BEGIN Supplied records

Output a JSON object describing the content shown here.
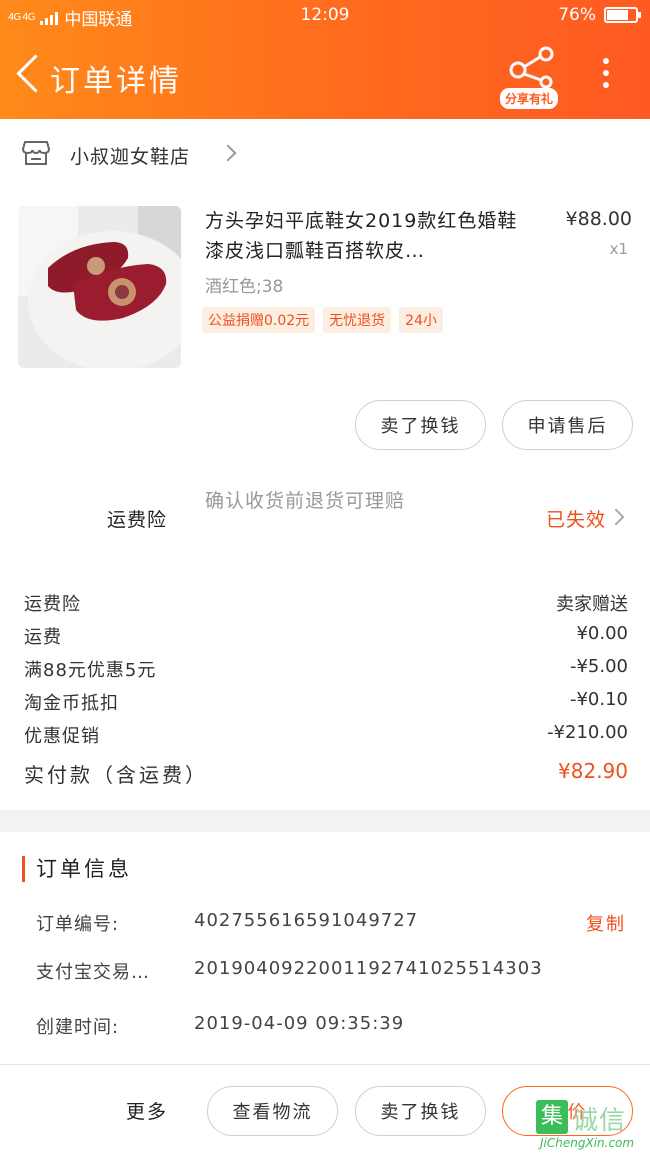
{
  "status_bar": {
    "network": "4G 4G",
    "carrier": "中国联通",
    "time": "12:09",
    "battery_text": "76%",
    "battery_level": 0.76
  },
  "nav": {
    "title": "订单详情",
    "share_label": "分享有礼"
  },
  "store": {
    "name": "小叔迦女鞋店"
  },
  "product": {
    "title": "方头孕妇平底鞋女2019款红色婚鞋漆皮浅口瓢鞋百搭软皮…",
    "price": "¥88.00",
    "quantity": "x1",
    "spec": "酒红色;38",
    "tags": [
      "公益捐赠0.02元",
      "无忧退货",
      "24小"
    ]
  },
  "item_actions": {
    "refund": "卖了换钱",
    "after_sale": "申请售后"
  },
  "insurance": {
    "label": "运费险",
    "description": "确认收货前退货可理赔",
    "status": "已失效"
  },
  "costs": [
    {
      "label": "运费险",
      "value": "卖家赠送"
    },
    {
      "label": "运费",
      "value": "¥0.00"
    },
    {
      "label": "满88元优惠5元",
      "value": "-¥5.00"
    },
    {
      "label": "淘金币抵扣",
      "value": "-¥0.10"
    },
    {
      "label": "优惠促销",
      "value": "-¥210.00"
    },
    {
      "label": "实付款（含运费）",
      "value": "¥82.90"
    }
  ],
  "order_info": {
    "title": "订单信息",
    "rows": [
      {
        "key": "订单编号:",
        "value": "402755616591049727"
      },
      {
        "key": "支付宝交易…",
        "value": "2019040922001192741025514303"
      },
      {
        "key": "创建时间:",
        "value": "2019-04-09 09:35:39"
      }
    ],
    "copy_label": "复制"
  },
  "bottom_bar": {
    "more": "更多",
    "logistics": "查看物流",
    "sell": "卖了换钱",
    "review": "评价"
  },
  "watermark": {
    "logo": "集",
    "text": "诚信",
    "sub": "JiChengXin.com"
  },
  "colors": {
    "brand_orange": "#ff6a1e",
    "price_red": "#f0501e"
  }
}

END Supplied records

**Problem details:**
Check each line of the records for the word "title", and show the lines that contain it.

**Written solution:**
    "title": "订单详情",
    "title": "方头孕妇平底鞋女2019款红色婚鞋漆皮浅口瓢鞋百搭软皮…",
    "title": "订单信息",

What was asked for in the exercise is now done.